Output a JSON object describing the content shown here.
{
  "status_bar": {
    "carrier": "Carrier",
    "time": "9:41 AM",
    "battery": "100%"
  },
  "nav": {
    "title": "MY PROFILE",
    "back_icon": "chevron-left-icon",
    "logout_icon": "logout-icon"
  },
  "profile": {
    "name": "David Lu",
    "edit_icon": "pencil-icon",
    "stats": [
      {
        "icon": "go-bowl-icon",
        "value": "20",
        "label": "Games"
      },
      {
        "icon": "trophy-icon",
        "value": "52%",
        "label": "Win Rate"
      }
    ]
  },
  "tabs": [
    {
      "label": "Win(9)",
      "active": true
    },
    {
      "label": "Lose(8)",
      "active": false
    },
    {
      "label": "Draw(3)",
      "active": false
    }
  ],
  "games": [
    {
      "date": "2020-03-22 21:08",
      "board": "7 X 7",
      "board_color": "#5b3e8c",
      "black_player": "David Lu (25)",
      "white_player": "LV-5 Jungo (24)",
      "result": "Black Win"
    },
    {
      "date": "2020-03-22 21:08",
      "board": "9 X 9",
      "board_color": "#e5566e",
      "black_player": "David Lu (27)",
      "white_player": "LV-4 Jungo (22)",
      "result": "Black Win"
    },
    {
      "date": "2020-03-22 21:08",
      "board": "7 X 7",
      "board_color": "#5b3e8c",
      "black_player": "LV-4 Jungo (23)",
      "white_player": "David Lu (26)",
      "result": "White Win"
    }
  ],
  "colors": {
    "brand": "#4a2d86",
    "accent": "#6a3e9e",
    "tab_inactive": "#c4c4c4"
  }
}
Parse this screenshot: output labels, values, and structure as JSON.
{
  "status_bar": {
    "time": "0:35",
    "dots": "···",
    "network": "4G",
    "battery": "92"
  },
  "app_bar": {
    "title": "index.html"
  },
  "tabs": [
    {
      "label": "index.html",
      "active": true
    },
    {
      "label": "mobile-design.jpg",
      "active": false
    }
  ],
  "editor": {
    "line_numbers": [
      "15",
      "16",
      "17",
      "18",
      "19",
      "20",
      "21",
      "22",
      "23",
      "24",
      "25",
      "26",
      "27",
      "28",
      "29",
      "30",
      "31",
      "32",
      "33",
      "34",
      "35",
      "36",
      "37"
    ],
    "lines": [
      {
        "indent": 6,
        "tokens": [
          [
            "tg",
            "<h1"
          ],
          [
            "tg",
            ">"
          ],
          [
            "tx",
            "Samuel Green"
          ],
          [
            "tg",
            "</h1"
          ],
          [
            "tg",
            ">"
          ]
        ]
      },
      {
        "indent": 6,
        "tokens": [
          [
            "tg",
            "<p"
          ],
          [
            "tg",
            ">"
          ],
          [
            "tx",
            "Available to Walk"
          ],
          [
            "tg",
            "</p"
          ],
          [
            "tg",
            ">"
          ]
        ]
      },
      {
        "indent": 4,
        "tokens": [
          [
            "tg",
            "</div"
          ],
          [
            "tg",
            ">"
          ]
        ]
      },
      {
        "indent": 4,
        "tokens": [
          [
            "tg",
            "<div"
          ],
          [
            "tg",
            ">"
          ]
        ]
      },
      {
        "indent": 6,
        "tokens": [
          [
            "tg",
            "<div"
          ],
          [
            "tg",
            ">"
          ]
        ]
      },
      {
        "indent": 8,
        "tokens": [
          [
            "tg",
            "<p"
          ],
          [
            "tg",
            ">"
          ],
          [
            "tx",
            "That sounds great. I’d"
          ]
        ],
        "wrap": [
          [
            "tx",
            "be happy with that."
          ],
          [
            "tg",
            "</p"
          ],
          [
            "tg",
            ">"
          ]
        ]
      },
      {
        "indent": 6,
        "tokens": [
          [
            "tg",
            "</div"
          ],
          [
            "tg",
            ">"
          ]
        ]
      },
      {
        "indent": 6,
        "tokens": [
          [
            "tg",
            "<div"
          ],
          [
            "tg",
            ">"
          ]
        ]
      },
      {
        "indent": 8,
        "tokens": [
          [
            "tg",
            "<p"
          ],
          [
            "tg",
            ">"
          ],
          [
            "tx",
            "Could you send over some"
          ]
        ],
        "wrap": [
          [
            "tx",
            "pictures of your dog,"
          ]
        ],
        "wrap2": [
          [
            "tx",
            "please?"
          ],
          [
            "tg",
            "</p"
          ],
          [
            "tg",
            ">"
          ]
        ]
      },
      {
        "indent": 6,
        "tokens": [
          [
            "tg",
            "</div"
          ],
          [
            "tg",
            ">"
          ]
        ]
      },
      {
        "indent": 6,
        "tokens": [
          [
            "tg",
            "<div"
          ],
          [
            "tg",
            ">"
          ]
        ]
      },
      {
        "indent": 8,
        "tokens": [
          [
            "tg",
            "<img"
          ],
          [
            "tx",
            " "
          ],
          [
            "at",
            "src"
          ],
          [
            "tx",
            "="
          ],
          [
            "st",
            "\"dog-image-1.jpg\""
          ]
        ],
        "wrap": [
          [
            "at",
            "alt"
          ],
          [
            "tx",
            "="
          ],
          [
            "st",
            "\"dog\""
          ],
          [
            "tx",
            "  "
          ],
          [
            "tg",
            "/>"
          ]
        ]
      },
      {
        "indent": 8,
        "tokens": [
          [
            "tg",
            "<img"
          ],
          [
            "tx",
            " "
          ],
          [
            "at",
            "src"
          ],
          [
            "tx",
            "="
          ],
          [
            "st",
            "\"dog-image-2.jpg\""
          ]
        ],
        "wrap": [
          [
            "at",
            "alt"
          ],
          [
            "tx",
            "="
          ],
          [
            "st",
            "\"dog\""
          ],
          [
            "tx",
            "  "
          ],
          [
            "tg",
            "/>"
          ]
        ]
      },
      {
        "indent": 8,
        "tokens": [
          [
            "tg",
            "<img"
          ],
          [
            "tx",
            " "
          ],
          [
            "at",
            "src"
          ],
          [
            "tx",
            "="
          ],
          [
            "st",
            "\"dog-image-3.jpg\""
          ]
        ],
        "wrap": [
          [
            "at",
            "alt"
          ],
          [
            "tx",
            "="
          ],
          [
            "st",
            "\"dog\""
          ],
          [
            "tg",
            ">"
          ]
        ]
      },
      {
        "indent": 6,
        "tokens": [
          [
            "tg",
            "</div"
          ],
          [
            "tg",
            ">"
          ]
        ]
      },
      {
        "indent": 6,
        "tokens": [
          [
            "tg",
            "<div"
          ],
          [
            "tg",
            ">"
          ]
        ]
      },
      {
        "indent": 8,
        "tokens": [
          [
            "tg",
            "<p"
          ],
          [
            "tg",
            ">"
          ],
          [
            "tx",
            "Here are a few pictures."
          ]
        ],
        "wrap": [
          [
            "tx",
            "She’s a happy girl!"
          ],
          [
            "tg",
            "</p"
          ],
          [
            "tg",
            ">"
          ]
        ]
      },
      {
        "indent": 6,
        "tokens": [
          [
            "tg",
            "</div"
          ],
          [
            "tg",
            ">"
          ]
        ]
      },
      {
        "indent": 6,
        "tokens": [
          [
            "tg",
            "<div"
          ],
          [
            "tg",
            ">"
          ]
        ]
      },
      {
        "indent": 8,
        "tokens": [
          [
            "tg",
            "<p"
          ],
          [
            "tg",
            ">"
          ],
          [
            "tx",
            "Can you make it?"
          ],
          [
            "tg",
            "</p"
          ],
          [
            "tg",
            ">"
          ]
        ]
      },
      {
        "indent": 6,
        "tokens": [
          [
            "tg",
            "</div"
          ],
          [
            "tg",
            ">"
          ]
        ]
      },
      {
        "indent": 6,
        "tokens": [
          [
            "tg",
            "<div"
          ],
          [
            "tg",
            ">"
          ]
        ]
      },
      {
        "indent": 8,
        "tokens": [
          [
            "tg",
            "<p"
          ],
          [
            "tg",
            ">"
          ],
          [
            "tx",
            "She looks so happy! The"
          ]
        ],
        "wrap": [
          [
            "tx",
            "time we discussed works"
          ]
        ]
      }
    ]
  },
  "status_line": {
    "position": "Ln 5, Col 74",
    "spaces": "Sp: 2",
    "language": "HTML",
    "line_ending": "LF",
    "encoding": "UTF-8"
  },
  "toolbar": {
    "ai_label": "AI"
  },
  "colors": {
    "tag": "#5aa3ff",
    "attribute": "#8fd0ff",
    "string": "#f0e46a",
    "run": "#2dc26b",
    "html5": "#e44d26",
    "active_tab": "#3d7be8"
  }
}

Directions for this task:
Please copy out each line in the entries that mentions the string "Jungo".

Task output:
      "white_player": "LV-5 Jungo (24)",
      "white_player": "LV-4 Jungo (22)",
      "black_player": "LV-4 Jungo (23)",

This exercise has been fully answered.